"I think the biggest challenge is going to be what type of privileging process are we going to use, so that we know the practitioner is competent to perform what they are asking," she says. The challenge is getting the doctors to buy into whatever system is used for measurement, says Giles.
"But the advantage there is that the ABMS and some of the others are going to be moving forward in trying to define how they are going to measure it," says Giles. "Hopefully we can use some of the same mechanisms."
Research what all the different American boards of specialties are using, recommends Giles. "They all have different maintenance of certification programs and there may be some things that can be borrowed from that."
For example, the ACGME has done a lot of work on the six core competencies and what kind of data they are going to collect and use to measure residents, so some of those ideas can be "borrowed."
"I think that hospitals have done a good job of going in and stopping someone if they are totally incompetent. But I also think that sometimes the peer review process takes a little too long to get going," says Giles.
Many organizations currently lack triggers to take action on a continuous basis. "You could potentially have two years of problems and then start to take action. Waiting every two years is not necessarily appropriate," says Herringer. "You will have to clearly define what triggers performance monitoring. There could be a variety of triggers that say 'We need to watch this guy,' such as a number of complaints, sentinel events, or increased infection rates."
Change mindset of physicians
As of Jan. 1, 2008, the Joint Commission will require a Focused Professional Practice Evaluation. "This will be challenging for organizations to implement, and that's why it's been delayed," says Herringer. "Criteria need to be defined for when they are going to grant a privilege for a new applicant vs. criteria for an applicant with a documented record of performance at the organization."
Any practitioner who is totally new to the organization will get a period of focused review, and in addition, any practitioner asking for a new privilege also will be under focused review.
Medical staff will always have to be involved in defining the credentialing and privileging process, including implementation of the Focused Professional Practice Evaluation, since the bylaws have to be approved by both the medical staff and the hospital's governing body.
Depending on what type of performance monitoring is done as a result of triggers identified, members of the medical staff might be involved in that as well.

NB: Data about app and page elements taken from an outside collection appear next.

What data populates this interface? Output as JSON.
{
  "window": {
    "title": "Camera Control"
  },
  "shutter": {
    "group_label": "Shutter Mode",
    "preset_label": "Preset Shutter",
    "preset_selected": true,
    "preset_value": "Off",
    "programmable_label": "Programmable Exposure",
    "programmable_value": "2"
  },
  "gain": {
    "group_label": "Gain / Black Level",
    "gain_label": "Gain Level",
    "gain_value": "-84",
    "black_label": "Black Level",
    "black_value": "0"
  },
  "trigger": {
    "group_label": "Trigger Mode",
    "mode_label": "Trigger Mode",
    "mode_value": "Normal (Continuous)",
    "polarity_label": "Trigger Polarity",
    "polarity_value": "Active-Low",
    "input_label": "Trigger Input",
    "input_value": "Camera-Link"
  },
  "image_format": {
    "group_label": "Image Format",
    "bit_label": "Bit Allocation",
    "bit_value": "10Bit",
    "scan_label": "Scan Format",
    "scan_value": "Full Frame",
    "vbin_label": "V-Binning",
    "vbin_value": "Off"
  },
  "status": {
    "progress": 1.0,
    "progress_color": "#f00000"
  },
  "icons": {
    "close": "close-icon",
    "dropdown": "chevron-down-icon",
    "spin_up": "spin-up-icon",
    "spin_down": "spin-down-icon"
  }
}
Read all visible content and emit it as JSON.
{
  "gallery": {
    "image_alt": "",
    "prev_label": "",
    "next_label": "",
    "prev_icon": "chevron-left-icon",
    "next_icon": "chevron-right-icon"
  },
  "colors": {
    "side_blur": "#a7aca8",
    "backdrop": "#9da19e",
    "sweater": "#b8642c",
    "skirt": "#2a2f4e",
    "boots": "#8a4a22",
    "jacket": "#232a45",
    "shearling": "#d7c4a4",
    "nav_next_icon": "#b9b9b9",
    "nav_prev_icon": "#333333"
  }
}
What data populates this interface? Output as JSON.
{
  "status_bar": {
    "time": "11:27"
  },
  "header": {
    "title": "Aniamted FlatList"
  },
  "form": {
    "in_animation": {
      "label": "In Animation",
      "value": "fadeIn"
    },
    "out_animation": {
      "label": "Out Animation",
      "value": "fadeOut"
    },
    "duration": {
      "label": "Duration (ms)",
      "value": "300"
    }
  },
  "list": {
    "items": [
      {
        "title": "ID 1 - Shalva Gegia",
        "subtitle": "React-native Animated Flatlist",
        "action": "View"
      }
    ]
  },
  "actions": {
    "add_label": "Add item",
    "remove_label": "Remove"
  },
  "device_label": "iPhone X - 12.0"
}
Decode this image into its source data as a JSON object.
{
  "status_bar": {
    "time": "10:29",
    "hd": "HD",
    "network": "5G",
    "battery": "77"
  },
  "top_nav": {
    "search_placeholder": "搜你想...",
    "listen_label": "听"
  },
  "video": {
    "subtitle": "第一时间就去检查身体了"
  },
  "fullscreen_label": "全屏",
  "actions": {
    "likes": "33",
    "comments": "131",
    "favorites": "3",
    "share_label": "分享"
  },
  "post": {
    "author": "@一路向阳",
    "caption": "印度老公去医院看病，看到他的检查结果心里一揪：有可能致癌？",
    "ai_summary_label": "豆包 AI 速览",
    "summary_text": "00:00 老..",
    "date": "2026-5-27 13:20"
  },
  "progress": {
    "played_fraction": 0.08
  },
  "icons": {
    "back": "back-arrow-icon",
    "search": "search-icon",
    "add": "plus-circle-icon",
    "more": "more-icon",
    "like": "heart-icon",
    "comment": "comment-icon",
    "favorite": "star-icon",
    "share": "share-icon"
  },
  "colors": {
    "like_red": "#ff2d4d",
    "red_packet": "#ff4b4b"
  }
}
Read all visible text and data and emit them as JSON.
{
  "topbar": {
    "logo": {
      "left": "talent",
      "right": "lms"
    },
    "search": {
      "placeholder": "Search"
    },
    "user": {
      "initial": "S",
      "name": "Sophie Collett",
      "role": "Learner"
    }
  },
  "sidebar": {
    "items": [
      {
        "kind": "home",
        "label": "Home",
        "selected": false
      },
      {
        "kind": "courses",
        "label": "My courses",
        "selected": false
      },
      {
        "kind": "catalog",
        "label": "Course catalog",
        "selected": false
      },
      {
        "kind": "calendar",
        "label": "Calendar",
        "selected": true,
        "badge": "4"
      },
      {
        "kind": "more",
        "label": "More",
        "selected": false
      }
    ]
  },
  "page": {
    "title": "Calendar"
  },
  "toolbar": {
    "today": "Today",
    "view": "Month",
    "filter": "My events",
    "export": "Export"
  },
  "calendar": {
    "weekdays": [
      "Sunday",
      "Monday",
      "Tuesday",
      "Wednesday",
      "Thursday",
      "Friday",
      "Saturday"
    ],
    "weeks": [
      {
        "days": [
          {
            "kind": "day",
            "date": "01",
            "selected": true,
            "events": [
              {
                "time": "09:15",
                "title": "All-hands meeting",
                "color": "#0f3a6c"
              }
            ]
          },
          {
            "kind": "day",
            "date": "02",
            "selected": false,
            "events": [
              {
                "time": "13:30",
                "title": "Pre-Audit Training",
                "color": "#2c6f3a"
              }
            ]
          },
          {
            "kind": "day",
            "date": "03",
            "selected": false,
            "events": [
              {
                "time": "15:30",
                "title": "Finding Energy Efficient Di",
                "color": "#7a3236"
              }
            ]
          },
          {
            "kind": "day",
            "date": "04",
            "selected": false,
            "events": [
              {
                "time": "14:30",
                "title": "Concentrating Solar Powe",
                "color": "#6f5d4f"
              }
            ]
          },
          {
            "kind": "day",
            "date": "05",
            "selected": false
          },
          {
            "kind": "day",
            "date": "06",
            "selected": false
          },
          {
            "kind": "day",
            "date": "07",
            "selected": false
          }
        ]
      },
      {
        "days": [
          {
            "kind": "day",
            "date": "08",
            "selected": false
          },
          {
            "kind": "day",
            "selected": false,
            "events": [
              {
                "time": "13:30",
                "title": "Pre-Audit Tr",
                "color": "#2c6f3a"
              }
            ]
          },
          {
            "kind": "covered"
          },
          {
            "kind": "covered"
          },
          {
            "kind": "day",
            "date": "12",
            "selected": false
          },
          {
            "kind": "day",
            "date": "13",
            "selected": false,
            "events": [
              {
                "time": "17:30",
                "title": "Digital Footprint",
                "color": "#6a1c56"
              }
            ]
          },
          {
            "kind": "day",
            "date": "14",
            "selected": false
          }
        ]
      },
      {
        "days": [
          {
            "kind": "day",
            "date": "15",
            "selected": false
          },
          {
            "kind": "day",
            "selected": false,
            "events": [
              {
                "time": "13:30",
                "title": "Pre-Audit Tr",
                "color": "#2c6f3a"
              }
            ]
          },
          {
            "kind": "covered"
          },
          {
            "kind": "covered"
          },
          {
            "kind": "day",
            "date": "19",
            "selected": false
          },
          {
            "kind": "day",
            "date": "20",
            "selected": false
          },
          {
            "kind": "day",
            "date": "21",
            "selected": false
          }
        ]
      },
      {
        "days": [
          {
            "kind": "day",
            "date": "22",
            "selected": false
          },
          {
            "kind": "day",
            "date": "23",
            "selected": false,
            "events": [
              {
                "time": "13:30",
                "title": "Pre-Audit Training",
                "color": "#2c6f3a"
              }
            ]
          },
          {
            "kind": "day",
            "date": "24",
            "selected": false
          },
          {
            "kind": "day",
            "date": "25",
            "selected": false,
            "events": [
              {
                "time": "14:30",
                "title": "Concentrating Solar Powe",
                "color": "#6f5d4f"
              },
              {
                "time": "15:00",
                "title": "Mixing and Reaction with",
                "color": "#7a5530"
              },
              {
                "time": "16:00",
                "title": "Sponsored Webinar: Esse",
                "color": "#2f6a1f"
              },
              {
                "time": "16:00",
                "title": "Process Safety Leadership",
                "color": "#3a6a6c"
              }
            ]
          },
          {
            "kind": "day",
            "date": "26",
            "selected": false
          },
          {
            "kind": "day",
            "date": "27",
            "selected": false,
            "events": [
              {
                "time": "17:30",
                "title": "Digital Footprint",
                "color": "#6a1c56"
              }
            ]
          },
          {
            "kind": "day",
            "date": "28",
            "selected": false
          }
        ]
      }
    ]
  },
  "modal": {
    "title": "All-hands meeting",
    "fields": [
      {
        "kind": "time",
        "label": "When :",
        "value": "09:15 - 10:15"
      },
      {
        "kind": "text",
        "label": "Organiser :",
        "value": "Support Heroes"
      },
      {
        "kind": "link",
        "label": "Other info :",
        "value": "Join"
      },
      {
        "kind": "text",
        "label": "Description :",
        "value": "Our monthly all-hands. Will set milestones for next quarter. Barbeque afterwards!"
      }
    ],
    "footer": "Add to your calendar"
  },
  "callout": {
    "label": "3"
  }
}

"They might say that a standby physician is needed for every one of these surgeries, or it might involve certain other physicians reviewing the record and documentation," says Herringer. "We don't specifically tell organizations how to monitor them. They have to decide that for themselves."
The goal of the process is to prove that physicians are competent, not the opposite, according to Giles. "So what we have to do is change the mindset of the medical staff — instead of looking for the negative, that the whole process is looking for the positive," she says. "We have to provide proof that they are doing a good job. So they should be helpful in trying to identify what mechanisms we can use to show that."
[For more information, contact:
Nancy J. Auer, MD, FACEP, Chief Medical Officer, Swedish Health Services, 747 Broadway, Seattle, WA 98122. Telephone: (206) 386-6071. E-mail: Nancy.Auer@swedish.org.
Kathy Downs, CPMSM, CPCS, CPHQ, Director of Medical Staff Services Paradise Valley Hospital, 2400 E. 4th Street, National City, CA 91950. Telephone: (619) 470-4156. Fax: (619) 472-4502. E-mail: DownsKA@ah.org.
Christina W. Giles, CPMSM, MS, President, Medical Staff Solutions, 32 Wood Street, Nashua, NH 03064. Telephone: (603) 886-0444. Fax: (810) 277-0578. E-mail: email@example.com.]